The older generation has always been displeased with Navalny: “he is too nationalist,” “he is not democratic enough,” “his position on Crimea is too vague,” and “his economic program is too populist.” However, young people, who essentially do not care about politics, do not consider these issues a priority. They make up the overwhelming majority of Navalny’s audience: again, opinion polls and the footage of his rallies confirm this. The large share of young people who joined pro-Navalny rallies on March 26 and June 12 can be explained with scale effect: the more famous Alexei Navalny becomes, the larger his rallies grow.
What makes Navalny so appealing to the youth? The answers are quite evident. First of all, he himself and his team are young people and they talk to the youth in the same language, using the same (and the only available) communication channels. Navalny is practically the only opposition politician who quite efficiently and regularly communicates with his supporters via his blog, YouTube, and meetings with electorate. He is young, modern, interesting, and a dynamic politician, particularly in comparison with the Russian establishment and the old democratic elite. This is why Navalny is the most popular politician among the pro-democracy youth. Finally, he focuses on simple but crucial issues: it is bad to lie, steal, and to be a hypocrite. Corruption and bribes are wrong. Navalny reinforces his words with pictures. It seems to be quite obvious. Many adults who are used to the proverbial sayings “this is the way it is” and “a whip can’t stand up to an axe,” might just smile upon these words. However, for young people, who still have at least some of their idealism, these words can cause an emotional uplift. In this regard, Navalny fills the gap in our political life. This is what makes him attractive.
They are the same as the rest of society
Regardless of everything proven about the youth thus far, the youth generation remains a part of the Russian society, not any other society. Therefore, no matter what kind of questions the Levada Center asks, the youths’ answers differ only slightly from those of an average Russian.
The biggest differences tend to be between the most opposed age groups: the youngest vs. the oldest.
The moods of the Russian youth can not be considered outside of the general context of the processes that affects all of Russian society: the state of the economy (a general assessment of the economic situation and expectations for the future), the rise or fall of the government’s popularity (as seen through the ratings of approval and trust). The worse the economic situation is, the less popular the government is, which leads to a higher chance of popular discontent, including that among the youth.
What is important to understand that the perception of the government is not a constant quantity – it keeps shifting with times. Additionally, the ideas of how the government should treat its citizens continues to gradually change as well.
Just a few years down the line, some of the things that were tolerated, that almost no one cared about, suddenly become unacceptable and turn into causes of public discontent.

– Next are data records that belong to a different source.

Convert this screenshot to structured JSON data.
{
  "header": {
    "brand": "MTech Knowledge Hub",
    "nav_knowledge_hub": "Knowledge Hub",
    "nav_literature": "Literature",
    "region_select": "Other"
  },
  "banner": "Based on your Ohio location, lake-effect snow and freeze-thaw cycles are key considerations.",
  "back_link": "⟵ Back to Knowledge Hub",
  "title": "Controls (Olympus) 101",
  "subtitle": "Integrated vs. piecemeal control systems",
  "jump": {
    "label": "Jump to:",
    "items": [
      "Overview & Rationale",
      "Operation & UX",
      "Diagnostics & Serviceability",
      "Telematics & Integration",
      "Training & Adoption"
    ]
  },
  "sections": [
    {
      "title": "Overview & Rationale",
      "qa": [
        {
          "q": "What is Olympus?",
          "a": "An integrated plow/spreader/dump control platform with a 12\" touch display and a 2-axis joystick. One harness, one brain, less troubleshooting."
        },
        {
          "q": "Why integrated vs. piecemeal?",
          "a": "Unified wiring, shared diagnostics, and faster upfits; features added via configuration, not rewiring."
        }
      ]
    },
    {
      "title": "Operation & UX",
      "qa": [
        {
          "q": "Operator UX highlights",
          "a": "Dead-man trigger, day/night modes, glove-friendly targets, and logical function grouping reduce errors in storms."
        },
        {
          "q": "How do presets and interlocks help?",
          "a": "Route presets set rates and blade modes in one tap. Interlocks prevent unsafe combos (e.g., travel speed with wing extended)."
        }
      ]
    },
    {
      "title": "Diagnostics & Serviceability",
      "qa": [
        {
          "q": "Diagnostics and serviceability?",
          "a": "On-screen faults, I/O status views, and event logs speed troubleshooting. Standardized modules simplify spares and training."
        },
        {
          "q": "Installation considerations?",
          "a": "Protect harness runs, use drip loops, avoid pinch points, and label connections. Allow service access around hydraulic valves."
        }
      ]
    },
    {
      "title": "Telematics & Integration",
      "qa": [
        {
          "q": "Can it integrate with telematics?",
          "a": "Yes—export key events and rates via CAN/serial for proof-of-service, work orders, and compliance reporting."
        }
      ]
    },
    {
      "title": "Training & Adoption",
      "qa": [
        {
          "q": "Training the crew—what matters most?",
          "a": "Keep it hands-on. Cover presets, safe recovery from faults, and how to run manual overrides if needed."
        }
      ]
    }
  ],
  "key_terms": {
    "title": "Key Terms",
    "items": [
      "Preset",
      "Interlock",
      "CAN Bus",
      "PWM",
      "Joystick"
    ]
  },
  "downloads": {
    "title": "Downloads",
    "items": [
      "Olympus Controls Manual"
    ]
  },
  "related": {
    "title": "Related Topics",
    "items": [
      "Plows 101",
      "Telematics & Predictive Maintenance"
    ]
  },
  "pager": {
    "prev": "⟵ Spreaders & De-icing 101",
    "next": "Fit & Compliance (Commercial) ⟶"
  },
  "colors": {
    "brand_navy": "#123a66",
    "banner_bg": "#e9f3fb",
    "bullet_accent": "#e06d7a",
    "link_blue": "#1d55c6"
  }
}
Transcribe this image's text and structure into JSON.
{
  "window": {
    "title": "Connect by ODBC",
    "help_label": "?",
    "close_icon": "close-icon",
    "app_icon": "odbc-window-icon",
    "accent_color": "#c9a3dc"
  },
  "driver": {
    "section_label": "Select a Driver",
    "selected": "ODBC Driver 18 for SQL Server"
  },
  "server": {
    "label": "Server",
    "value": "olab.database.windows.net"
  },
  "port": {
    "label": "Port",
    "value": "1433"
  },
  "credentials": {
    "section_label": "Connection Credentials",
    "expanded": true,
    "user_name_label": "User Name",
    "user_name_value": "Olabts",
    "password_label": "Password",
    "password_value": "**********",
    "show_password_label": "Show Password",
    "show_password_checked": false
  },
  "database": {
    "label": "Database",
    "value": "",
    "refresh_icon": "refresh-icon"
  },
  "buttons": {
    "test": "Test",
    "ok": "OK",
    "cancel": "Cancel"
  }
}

This is what happened in 2011, when large cities suddenly refused to ignore electoral frauds. It happened again in 2017, when the so-called Moscow Renovation Program (a housing demolition project), which seemed attractive for a number of reasons, suddenly flared up serious protests. What used to be welcomed with open arms suddenly provoked total rejection. And young people with their idealistic worldview might be particularly sensitive toward this new understanding of what is acceptable/unacceptable in the interaction between public and the government.